12 African countries under the aegis of Gaborone Declaration for Sustainability in Africa (GDSA) have called for a renewed commitment to incorporating the value of nature in economic and social development.
Initiated in Gaborone, the capital of Botswana five years ago, GDSA is an African-led initiative that puts sustainability at the forefront of investment and economic development.
Chairman of GDSA, Botswana President Lt-Gen Dr Seretse Khama Ian Khama told a forum marking its fifth anniversary in Maun, Botswana that the vision of GDSA was to ensure nature was valued and respected for the present and future generations.
Botswana Minister of Environment, Natural Resources, Conservation and Tourism Mt Tshekedi Khama said his government would review its conservation funding components with a view to upscaling funding for GDSA activities.
He said GDSA would in future tighten the bonds between member countries working together for a common goal and vision.

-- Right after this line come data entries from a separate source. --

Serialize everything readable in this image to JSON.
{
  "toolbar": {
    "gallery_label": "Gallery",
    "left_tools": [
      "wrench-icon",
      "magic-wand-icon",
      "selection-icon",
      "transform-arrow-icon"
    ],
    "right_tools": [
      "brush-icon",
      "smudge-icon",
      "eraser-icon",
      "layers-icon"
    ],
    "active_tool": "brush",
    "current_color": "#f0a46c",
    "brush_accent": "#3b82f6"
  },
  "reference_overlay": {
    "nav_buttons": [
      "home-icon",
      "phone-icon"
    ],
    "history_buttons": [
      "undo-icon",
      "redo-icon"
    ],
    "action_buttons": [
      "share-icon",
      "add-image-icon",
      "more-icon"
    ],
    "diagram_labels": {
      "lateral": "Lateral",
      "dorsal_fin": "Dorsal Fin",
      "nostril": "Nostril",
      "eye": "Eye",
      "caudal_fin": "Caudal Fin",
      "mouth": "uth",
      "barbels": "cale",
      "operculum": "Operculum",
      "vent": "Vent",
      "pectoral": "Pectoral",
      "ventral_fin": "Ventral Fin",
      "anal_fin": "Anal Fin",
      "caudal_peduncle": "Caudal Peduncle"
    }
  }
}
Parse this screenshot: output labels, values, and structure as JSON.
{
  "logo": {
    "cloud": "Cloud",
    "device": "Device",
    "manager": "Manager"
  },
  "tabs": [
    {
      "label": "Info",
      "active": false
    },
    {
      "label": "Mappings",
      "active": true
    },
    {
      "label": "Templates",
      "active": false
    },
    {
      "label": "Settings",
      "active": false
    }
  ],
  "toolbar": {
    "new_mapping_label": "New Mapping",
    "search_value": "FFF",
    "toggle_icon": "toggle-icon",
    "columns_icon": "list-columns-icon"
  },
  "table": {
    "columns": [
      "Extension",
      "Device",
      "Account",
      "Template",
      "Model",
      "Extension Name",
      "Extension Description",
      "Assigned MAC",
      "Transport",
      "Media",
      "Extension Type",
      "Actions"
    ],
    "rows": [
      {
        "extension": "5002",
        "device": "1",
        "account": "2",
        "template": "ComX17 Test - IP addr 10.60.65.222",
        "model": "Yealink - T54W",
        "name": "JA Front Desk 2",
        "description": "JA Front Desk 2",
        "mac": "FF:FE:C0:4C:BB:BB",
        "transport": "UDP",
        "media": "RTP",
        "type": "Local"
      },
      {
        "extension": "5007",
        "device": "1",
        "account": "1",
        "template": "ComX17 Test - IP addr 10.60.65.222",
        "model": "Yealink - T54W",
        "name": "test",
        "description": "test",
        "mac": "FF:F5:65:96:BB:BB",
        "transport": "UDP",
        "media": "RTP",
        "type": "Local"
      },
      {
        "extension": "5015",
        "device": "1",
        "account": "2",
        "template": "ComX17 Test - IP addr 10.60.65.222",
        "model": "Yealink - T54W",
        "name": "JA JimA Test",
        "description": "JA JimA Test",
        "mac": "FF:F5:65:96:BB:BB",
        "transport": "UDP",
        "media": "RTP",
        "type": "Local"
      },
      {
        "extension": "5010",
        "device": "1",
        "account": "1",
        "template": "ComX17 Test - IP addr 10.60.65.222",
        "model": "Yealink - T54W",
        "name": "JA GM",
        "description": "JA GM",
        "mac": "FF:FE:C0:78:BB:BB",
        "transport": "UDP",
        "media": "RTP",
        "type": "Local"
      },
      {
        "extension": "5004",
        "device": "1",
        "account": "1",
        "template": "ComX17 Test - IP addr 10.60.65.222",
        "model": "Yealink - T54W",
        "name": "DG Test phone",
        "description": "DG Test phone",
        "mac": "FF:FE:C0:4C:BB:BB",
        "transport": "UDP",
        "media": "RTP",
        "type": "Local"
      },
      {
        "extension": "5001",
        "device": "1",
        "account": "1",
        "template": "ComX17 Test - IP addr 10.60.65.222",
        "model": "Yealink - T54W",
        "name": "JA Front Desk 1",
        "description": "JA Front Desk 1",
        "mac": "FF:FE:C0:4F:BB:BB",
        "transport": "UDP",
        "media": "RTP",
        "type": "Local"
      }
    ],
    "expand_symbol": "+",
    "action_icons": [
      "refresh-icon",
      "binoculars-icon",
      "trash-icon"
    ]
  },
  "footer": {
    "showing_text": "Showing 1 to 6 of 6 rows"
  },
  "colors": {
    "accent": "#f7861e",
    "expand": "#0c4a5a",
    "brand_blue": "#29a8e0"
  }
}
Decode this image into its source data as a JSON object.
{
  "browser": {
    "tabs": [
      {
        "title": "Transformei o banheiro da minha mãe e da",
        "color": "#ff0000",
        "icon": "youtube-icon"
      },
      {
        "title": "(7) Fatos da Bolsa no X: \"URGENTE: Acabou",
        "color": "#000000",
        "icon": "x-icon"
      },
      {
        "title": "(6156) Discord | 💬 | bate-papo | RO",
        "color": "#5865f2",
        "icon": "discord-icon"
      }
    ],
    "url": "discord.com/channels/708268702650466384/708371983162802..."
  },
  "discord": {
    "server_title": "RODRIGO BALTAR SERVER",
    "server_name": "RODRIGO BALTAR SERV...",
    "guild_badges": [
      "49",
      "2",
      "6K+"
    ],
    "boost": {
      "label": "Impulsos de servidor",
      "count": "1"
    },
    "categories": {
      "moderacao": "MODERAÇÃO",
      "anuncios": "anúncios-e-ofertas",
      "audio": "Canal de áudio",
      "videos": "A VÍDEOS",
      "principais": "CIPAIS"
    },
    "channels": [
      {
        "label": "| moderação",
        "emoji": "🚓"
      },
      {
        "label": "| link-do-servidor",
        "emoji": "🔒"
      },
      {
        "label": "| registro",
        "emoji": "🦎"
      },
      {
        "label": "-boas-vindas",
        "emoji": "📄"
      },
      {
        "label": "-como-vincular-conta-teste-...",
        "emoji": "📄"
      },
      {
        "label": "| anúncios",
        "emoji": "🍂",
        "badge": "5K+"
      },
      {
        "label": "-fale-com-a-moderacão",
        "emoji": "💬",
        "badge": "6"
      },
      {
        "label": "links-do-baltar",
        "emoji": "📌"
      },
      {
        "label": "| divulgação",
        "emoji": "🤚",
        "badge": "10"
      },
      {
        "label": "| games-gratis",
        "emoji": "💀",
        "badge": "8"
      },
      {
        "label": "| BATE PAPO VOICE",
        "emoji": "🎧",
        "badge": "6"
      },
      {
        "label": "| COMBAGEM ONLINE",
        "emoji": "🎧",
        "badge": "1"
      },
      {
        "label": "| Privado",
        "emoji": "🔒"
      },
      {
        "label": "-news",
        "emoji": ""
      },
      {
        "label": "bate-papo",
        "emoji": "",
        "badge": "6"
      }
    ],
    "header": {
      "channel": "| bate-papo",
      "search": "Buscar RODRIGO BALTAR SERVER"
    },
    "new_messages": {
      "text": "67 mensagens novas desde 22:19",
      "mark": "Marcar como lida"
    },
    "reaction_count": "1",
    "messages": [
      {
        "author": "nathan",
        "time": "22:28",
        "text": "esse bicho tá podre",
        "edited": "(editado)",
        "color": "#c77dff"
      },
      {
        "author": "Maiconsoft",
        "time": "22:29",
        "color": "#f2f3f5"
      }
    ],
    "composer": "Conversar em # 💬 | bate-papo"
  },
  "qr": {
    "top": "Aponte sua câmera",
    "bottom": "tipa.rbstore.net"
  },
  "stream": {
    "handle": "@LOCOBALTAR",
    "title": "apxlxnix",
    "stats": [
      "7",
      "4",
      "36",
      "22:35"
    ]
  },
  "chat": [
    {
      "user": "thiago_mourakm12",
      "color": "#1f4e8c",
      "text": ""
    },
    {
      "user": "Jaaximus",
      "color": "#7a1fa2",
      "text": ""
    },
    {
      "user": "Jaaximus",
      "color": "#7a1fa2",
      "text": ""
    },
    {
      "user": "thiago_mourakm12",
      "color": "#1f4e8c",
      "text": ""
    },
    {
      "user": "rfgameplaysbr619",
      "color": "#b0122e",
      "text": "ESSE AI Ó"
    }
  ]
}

Executive Director of UN Environment Mr Eric Solheim said it was important to explore future areas of cooperation between UN Environment and the GDSA in a bid to encourage Africa to look at ways in which tourism and renewable energy could be used in the continent's development.
Senior Vice President, Africa Field Division at Conservation International with African regional headquarters in Nairobi Michael O'Brien-Onyeka expressed his organization’s readiness to work with member countries in organizing the Secretariat of GDSA and in helping oil the progress towards its visionary goals.
Ruud Jansen, Executive Secretary of the GDSA emphasized its validity five years from inception.
“The Sustainable Development Goals and the Paris Agreement have given the Declaration added value and urgency,” said Jansen.
The 12 GDSA countries include Kenya that was represented at the Maun forum.
Madagascar became the youngest member.